When you have a big-ticket item in your future, take some time to shop around at different companies and compare prices. It is very easy to jump the gun and pull the trigger when you find something you love, but there is almost always a better, more affordable option out there.
When we moved to our new apartment I wanted to buy all the things. All of ’em. Whereas Sam said we should compare stores and space out our spending. After all, why do we need to furnish our entire place the moment we move in? I relented and we waited on buying a rug that I found and fell in love with – which I really, really wanted to get early on. Glad we did because a few months later we found something comparable in design and quality for one-third of the price!
This is a huge way to save money on expensive purchases.
9. Go on Auto-Save
We often tailor our minds to assume that we can’t afford to pay ourselves because of bills and other financial obligations. It can be hard to put money into your savings when you’ve got expenses on your mind. But there is always room to save, even if it’s just a little bit here and there.
Many banks have auto-withdrawal options that allow you to set up an online banking transfer from your checking account to your savings account each month. All you have to do is take a look at your budget, calculate what you can afford to put aside each month, and assign a date and total for your automatic transfer. Then, each month, you can count on X-amount being deposited into a savings account that will accrue interest over time.
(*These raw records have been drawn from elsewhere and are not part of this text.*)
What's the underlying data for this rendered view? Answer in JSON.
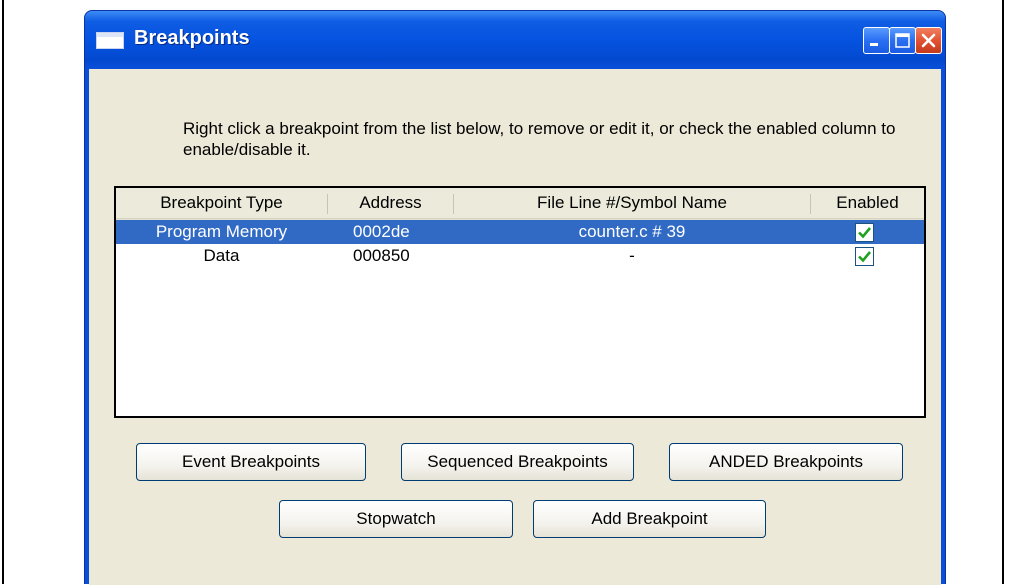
{
  "window": {
    "title": "Breakpoints",
    "icons": {
      "app": "window-icon",
      "minimize": "minimize-icon",
      "maximize": "maximize-icon",
      "close": "close-icon"
    }
  },
  "instructions": "Right click a breakpoint from the list below, to remove or edit it, or check the enabled column to enable/disable it.",
  "table": {
    "columns": [
      "Breakpoint Type",
      "Address",
      "File Line #/Symbol Name",
      "Enabled"
    ],
    "rows": [
      {
        "type": "Program Memory",
        "address": "0002de",
        "symbol": "counter.c # 39",
        "enabled": true,
        "selected": true
      },
      {
        "type": "Data",
        "address": "000850",
        "symbol": "-",
        "enabled": true,
        "selected": false
      }
    ]
  },
  "buttons": {
    "event": "Event Breakpoints",
    "sequenced": "Sequenced Breakpoints",
    "anded": "ANDED Breakpoints",
    "stopwatch": "Stopwatch",
    "add": "Add Breakpoint"
  },
  "colors": {
    "titlebar": "#0553e0",
    "selection": "#316ac5",
    "dialog_bg": "#ece9d8",
    "close_button": "#e35234",
    "check": "#21a121"
  }
}
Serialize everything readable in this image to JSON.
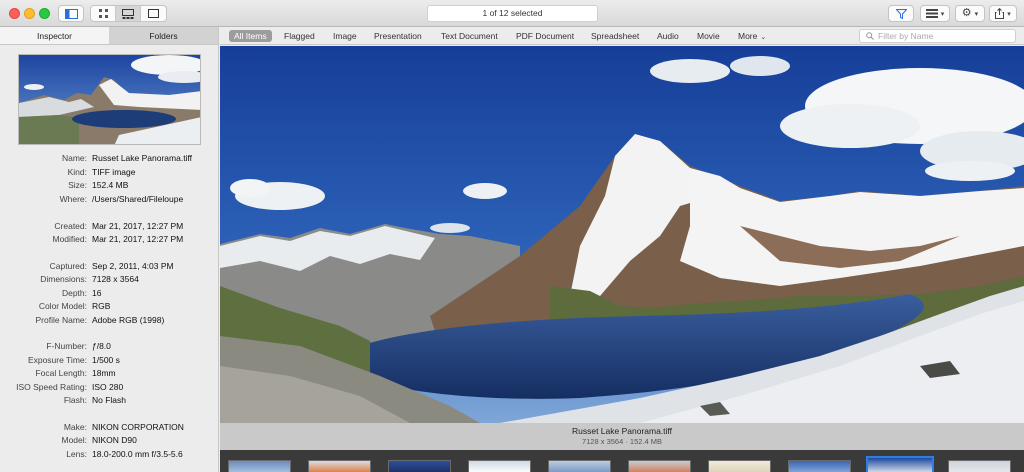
{
  "toolbar": {
    "status_text": "1 of 12 selected",
    "icons": [
      "sidebar-icon",
      "grid-view-icon",
      "filmstrip-view-icon",
      "single-view-icon",
      "filter-icon",
      "arrange-icon",
      "gear-icon",
      "share-icon"
    ],
    "window_controls": [
      "close",
      "minimize",
      "zoom"
    ]
  },
  "left_tabs": {
    "inspector": "Inspector",
    "folders": "Folders"
  },
  "metadata": [
    {
      "key": "Name:",
      "value": "Russet Lake Panorama.tiff"
    },
    {
      "key": "Kind:",
      "value": "TIFF image"
    },
    {
      "key": "Size:",
      "value": "152.4 MB"
    },
    {
      "key": "Where:",
      "value": "/Users/Shared/Fileloupe"
    },
    {
      "key": "Created:",
      "value": "Mar 21, 2017, 12:27 PM"
    },
    {
      "key": "Modified:",
      "value": "Mar 21, 2017, 12:27 PM"
    },
    {
      "key": "Captured:",
      "value": "Sep 2, 2011, 4:03 PM"
    },
    {
      "key": "Dimensions:",
      "value": "7128 x 3564"
    },
    {
      "key": "Depth:",
      "value": "16"
    },
    {
      "key": "Color Model:",
      "value": "RGB"
    },
    {
      "key": "Profile Name:",
      "value": "Adobe RGB (1998)"
    },
    {
      "key": "F-Number:",
      "value": "ƒ/8.0"
    },
    {
      "key": "Exposure Time:",
      "value": "1/500 s"
    },
    {
      "key": "Focal Length:",
      "value": "18mm"
    },
    {
      "key": "ISO Speed Rating:",
      "value": "ISO 280"
    },
    {
      "key": "Flash:",
      "value": "No Flash"
    },
    {
      "key": "Make:",
      "value": "NIKON CORPORATION"
    },
    {
      "key": "Model:",
      "value": "NIKON D90"
    },
    {
      "key": "Lens:",
      "value": "18.0-200.0 mm f/3.5-5.6"
    }
  ],
  "filters": [
    "All Items",
    "Flagged",
    "Image",
    "Presentation",
    "Text Document",
    "PDF Document",
    "Spreadsheet",
    "Audio",
    "Movie",
    "More"
  ],
  "filters_active": "All Items",
  "search": {
    "placeholder": "Filter by Name"
  },
  "caption": {
    "name": "Russet Lake Panorama.tiff",
    "info": "7128 x 3564 · 152.4 MB"
  },
  "filmstrip": {
    "count": 9,
    "selected_index": 8
  },
  "colors": {
    "accent": "#2e7de2",
    "sky": "#1f4fa3",
    "lake": "#1e3f7c"
  }
}
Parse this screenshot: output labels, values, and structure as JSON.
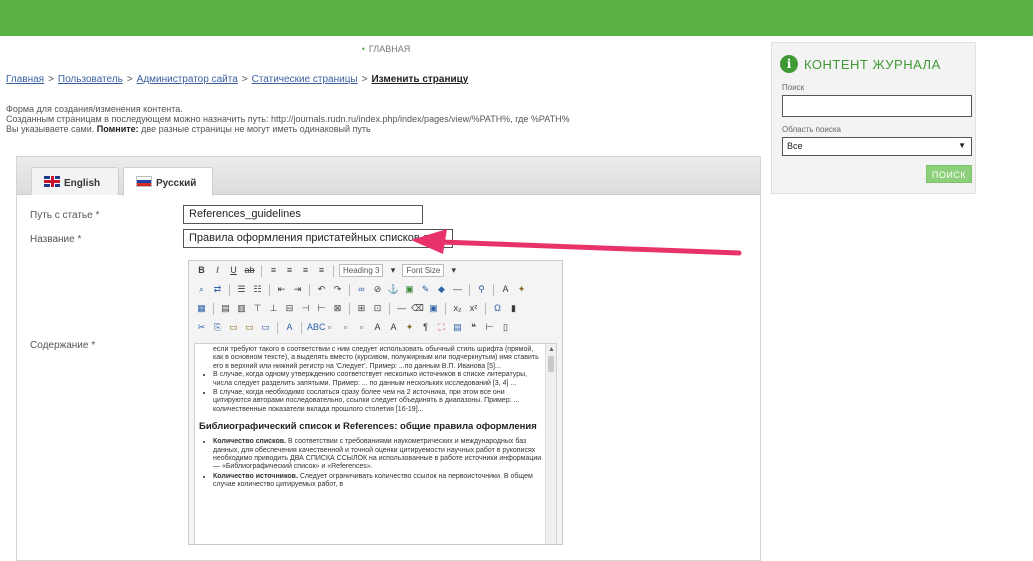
{
  "nav": {
    "home_label": "ГЛАВНАЯ"
  },
  "breadcrumb": {
    "items": [
      "Главная",
      "Пользователь",
      "Администратор сайта",
      "Статические страницы"
    ],
    "separator": ">",
    "current": "Изменить страницу"
  },
  "intro": {
    "line1": "Форма для создания/изменения контента.",
    "line2": "Созданным страницам в последующем можно назначить путь: http://journals.rudn.ru/index.php/index/pages/view/%PATH%, где %PATH%",
    "line3_prefix": "Вы указываете сами.",
    "line3_bold": "Помните:",
    "line3_suffix": "две разные страницы не могут иметь одинаковый путь"
  },
  "tabs": [
    {
      "label": "English",
      "flag": "uk-flag-icon"
    },
    {
      "label": "Русский",
      "flag": "ru-flag-icon"
    }
  ],
  "form": {
    "path_label": "Путь с статье *",
    "path_value": "References_guidelines",
    "title_label": "Название *",
    "title_value": "Правила оформления пристатейных списков л",
    "content_label": "Содержание *"
  },
  "editor": {
    "toolbar": {
      "bold": "B",
      "italic": "I",
      "underline": "U",
      "strike": "ab",
      "format_select": "Heading 3",
      "fontsize_select": "Font Size"
    },
    "content": {
      "para1": "если требуют такого в соответствии с ним следует использовать обычный стиль шрифта (прямой, как в основном тексте), а выделять вместо (курсивом, полужирным или подчеркнутым) имя ставить его в верхний или нижний регистр на 'Следует'. Пример: ...по данным В.П. Иванова [5]...",
      "bullet1": "В случае, когда одному утверждению соответствует несколько источников в списке литературы, числа следует разделить запятыми. Пример: ... по данным нескольких исследований [3, 4] ...",
      "bullet2": "В случае, когда необходимо сослаться сразу более чем на 2 источника, при этом все они цитируются авторами последовательно, ссылки следует объединять в диапазоны. Пример: ... количественные показатели вклада прошлого столетия [16-19]...",
      "heading": "Библиографический список и References: общие правила оформления",
      "bullet3_bold": "Количество списков.",
      "bullet3": "В соответствии с требованиями наукометрических и международных баз данных, для обеспечения качественной и точной оценки цитируемости научных работ в рукописях необходимо приводить ДВА СПИСКА ССЫЛОК на использованные в работе источники информации — «Библиографический список» и «References».",
      "bullet4_bold": "Количество источников.",
      "bullet4": "Следует ограничивать количество ссылок на первоисточники. В общем случае количество цитируемых работ, в"
    }
  },
  "sidebar": {
    "title": "КОНТЕНТ ЖУРНАЛА",
    "search_label": "Поиск",
    "scope_label": "Область поиска",
    "scope_value": "Все",
    "button_label": "ПОИСК"
  },
  "colors": {
    "brand_green": "#5cb144",
    "arrow": "#e8336a"
  }
}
Alternatively, apps like Digit help you save money without even thinking about it. All you have to do is set savings goals and the app will gauge what you can afford to put aside, making automatic deductions throughout the month.
10. Ignore Advertisements
I know, sounds impossible! We are constantly bombarded with ads – everywhere we go, we are slapped across the noggin with a new sale, items we must buy before time runs out!
But do you know what I’ve learned? There will always be another sale. It’s just about practicing discipline and letting that oh-so-tempting bargain roll off your shoulders.
Here’s another apartment shopping story: we were in the market for a new couch, and when I signed up for West Elm’s email list, I got notification of a major 20% store-wide blowout sale. 20% off a brand new couch! Heck yea, let’s do it. Well, being the adults that we are trying to be, we took a pass on this one. Just a week later, I got another email – 30% off ALL furniture, including couches! Say what? Another sale already? This went on week after week, and continues to, demonstrating that if I want to make a significant purchase, all I have to do is wait a little bit and there will inevitably be another sale.
Additionally, TV commercials and online advertisements bury you in content that makes you feel like you need something you didn’t need just seconds ago. Retailers create marketing campaigns that will envoke a sense of urgency in you; make you feel like if you don’t take advantage now, you’ll be forced to spend more later; make you feel like you NEED those ridiculous infomercial items that you never would have thought of buying prior to seeing the ad.
There will always be another opportunity to save money – you just have to ignore the ads and only pay attention when you are actually in the market for something.
11. Use Coupons and Shop Sales
For some odd reason that we will never understand, there is a small not-so-positive stigma attached to people who coupon. Umm, WHY?
Let’s keep it short and sweet: if you can save money with a code or a tiny piece of paper… WHY WOULDN’T YOU? You’re going to buy it anyway, you might as well save some moolah!
There are coupons available in the circulars and in the mail regularly. Rather than grazing over them, take a peek at what’s on sale or will be discounted with a coupon, and keep that in mind when you do your shopping – especially with your groceries.
When you’re shopping online, keep an eye out for sales and online codes that can be inputted at checkout. I literally never make an online purchase without doing a quick search for a coupon code. More often than not, I find one and save cash I otherwise wouldn’t.
We are a firm believer that everyone can practice better money habits, even the most financially healthy individuals. What’s your favorite way to practice discipline when it comes to your finances? Comment below!